[DATA FOR PROCESSING]:
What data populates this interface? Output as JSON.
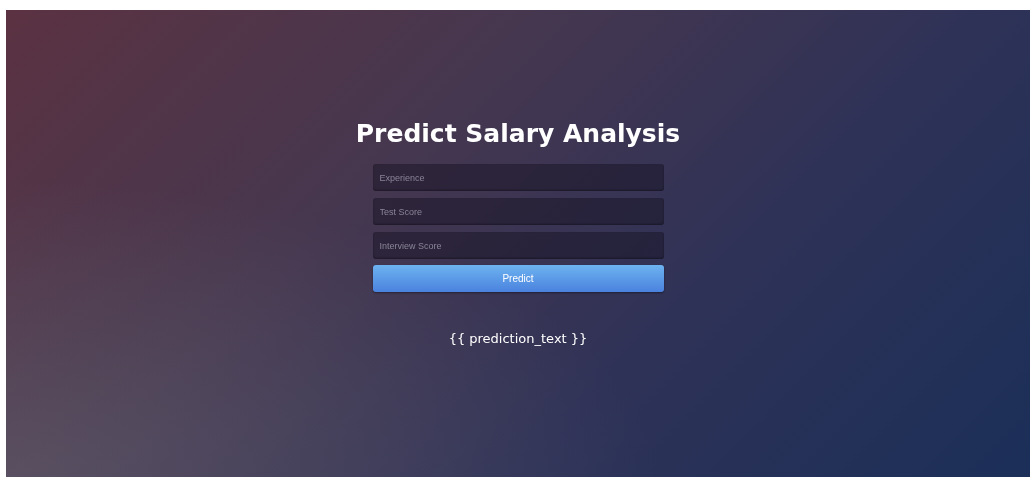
{
  "title": "Predict Salary Analysis",
  "fields": [
    {
      "placeholder": "Experience"
    },
    {
      "placeholder": "Test Score"
    },
    {
      "placeholder": "Interview Score"
    }
  ],
  "button": "Predict",
  "result": "{{ prediction_text }}"
}
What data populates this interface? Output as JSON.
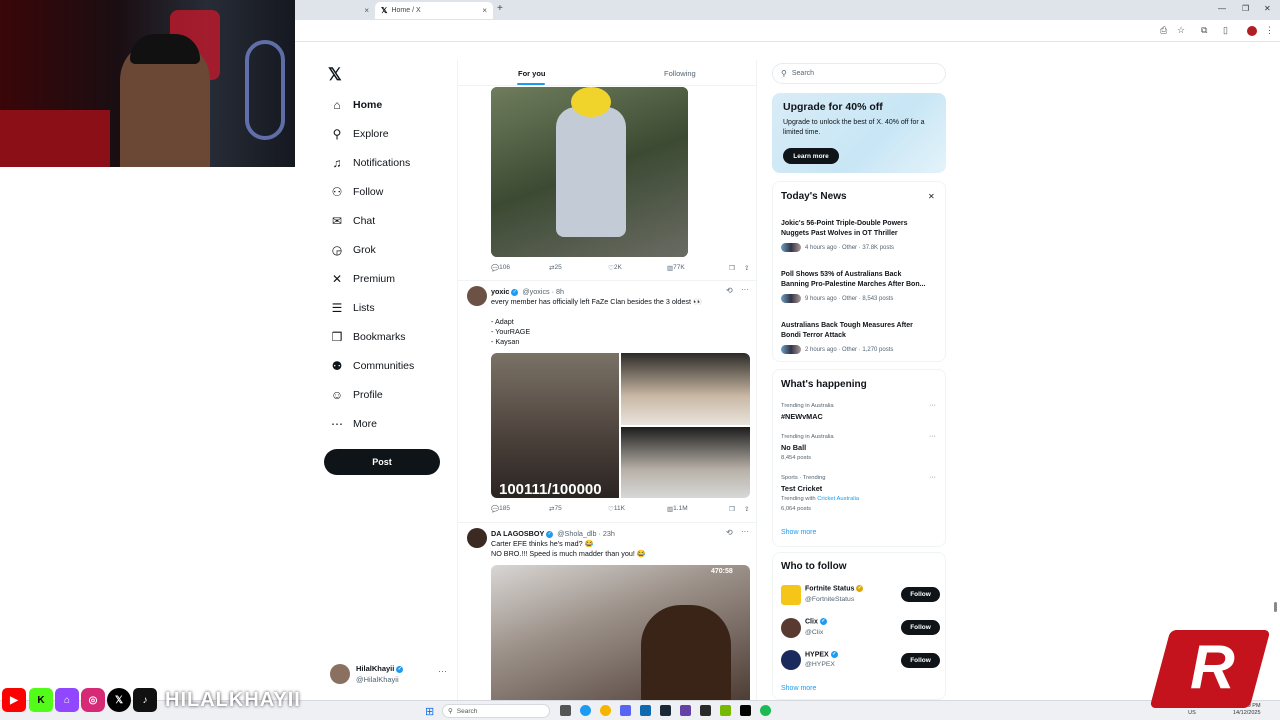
{
  "browser": {
    "tab_active_title": "Home / X",
    "tab_close": "×",
    "new_tab": "+",
    "window_controls": [
      "—",
      "❐",
      "✕"
    ]
  },
  "nav": {
    "items": [
      {
        "label": "Home",
        "icon": "home-icon",
        "glyph": "⌂"
      },
      {
        "label": "Explore",
        "icon": "search-icon",
        "glyph": "⚲"
      },
      {
        "label": "Notifications",
        "icon": "bell-icon",
        "glyph": "♫"
      },
      {
        "label": "Follow",
        "icon": "follow-icon",
        "glyph": "⚇"
      },
      {
        "label": "Chat",
        "icon": "mail-icon",
        "glyph": "✉"
      },
      {
        "label": "Grok",
        "icon": "grok-icon",
        "glyph": "◶"
      },
      {
        "label": "Premium",
        "icon": "x-icon",
        "glyph": "✕"
      },
      {
        "label": "Lists",
        "icon": "list-icon",
        "glyph": "☰"
      },
      {
        "label": "Bookmarks",
        "icon": "bookmark-icon",
        "glyph": "❒"
      },
      {
        "label": "Communities",
        "icon": "communities-icon",
        "glyph": "⚉"
      },
      {
        "label": "Profile",
        "icon": "person-icon",
        "glyph": "☺"
      },
      {
        "label": "More",
        "icon": "more-icon",
        "glyph": "⋯"
      }
    ],
    "post_label": "Post",
    "account": {
      "name": "HilalKhayii",
      "handle": "@HilalKhayii",
      "more": "···"
    }
  },
  "timeline": {
    "tabs": {
      "for_you": "For you",
      "following": "Following"
    },
    "tweet1_actions": {
      "replies": "106",
      "reposts": "25",
      "likes": "2K",
      "views": "77K"
    },
    "tweet2": {
      "name": "yoxic",
      "handle": "@yoxics",
      "time": "· 8h",
      "text": "every member has officially left FaZe Clan besides the 3 oldest 👀\n\n- Adapt\n- YourRAGE\n- Kaysan",
      "image_counter": "100111/100000",
      "actions": {
        "replies": "185",
        "reposts": "75",
        "likes": "11K",
        "views": "1.1M"
      }
    },
    "tweet3": {
      "name": "DA LAGOSBOY",
      "handle": "@Shola_dlb",
      "time": "· 23h",
      "text": "Carter EFE thinks he's mad? 😂\nNO BRO.!!! Speed is much madder than you! 😂",
      "media_count": "470:58"
    }
  },
  "sidebar": {
    "search_placeholder": "Search",
    "promo": {
      "title": "Upgrade for 40% off",
      "text": "Upgrade to unlock the best of X. 40% off for a limited time.",
      "button": "Learn more"
    },
    "news": {
      "title": "Today's News",
      "close": "✕",
      "items": [
        {
          "headline": "Jokic's 56-Point Triple-Double Powers Nuggets Past Wolves in OT Thriller",
          "meta": "4 hours ago · Other · 37.8K posts"
        },
        {
          "headline": "Poll Shows 53% of Australians Back Banning Pro-Palestine Marches After Bon...",
          "meta": "9 hours ago · Other · 8,543 posts"
        },
        {
          "headline": "Australians Back Tough Measures After Bondi Terror Attack",
          "meta": "2 hours ago · Other · 1,270 posts"
        }
      ]
    },
    "happening": {
      "title": "What's happening",
      "trends": [
        {
          "context": "Trending in Australia",
          "name": "#NEWvMAC",
          "posts": "",
          "with": ""
        },
        {
          "context": "Trending in Australia",
          "name": "No Ball",
          "posts": "8,454 posts",
          "with": ""
        },
        {
          "context": "Sports · Trending",
          "name": "Test Cricket",
          "posts": "6,064 posts",
          "with": "Cricket Australia"
        }
      ],
      "trending_with_label": "Trending with",
      "show_more": "Show more"
    },
    "who_to_follow": {
      "title": "Who to follow",
      "accounts": [
        {
          "name": "Fortnite Status",
          "handle": "@FortniteStatus",
          "color": "#f5c518"
        },
        {
          "name": "Clix",
          "handle": "@Clix",
          "color": "#5a3a30"
        },
        {
          "name": "HYPEX",
          "handle": "@HYPEX",
          "color": "#1b2a5c"
        }
      ],
      "follow_label": "Follow",
      "show_more": "Show more"
    }
  },
  "overlay": {
    "channel_handle": "HILALKHAYII",
    "r_logo": "R"
  },
  "taskbar": {
    "search_placeholder": "Search",
    "lang": "ENG\nUS",
    "time": "8:29 PM\n14/12/2025"
  },
  "colors": {
    "accent": "#1d9bf0",
    "text": "#0f1419",
    "muted": "#536471",
    "brand_red": "#c4131c"
  }
}
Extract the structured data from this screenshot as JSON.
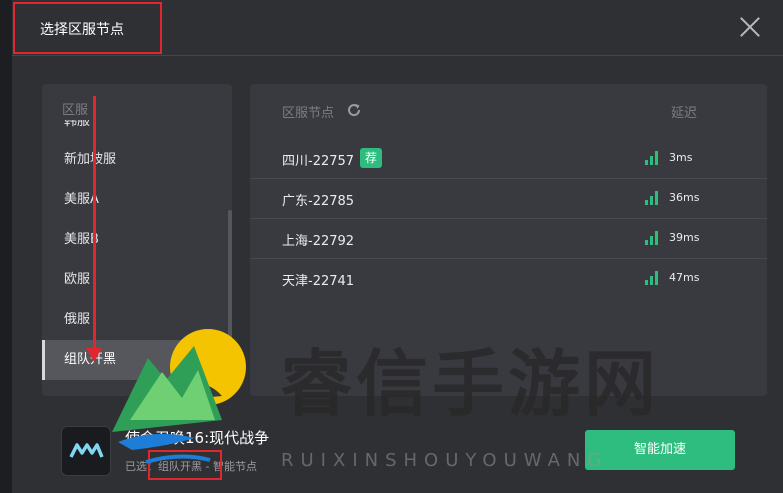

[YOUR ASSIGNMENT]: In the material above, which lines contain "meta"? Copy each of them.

[WRITTEN REPLY]:
          "meta": "4 hours ago · Other · 37.8K posts"
          "meta": "9 hours ago · Other · 8,543 posts"
          "meta": "2 hours ago · Other · 1,270 posts"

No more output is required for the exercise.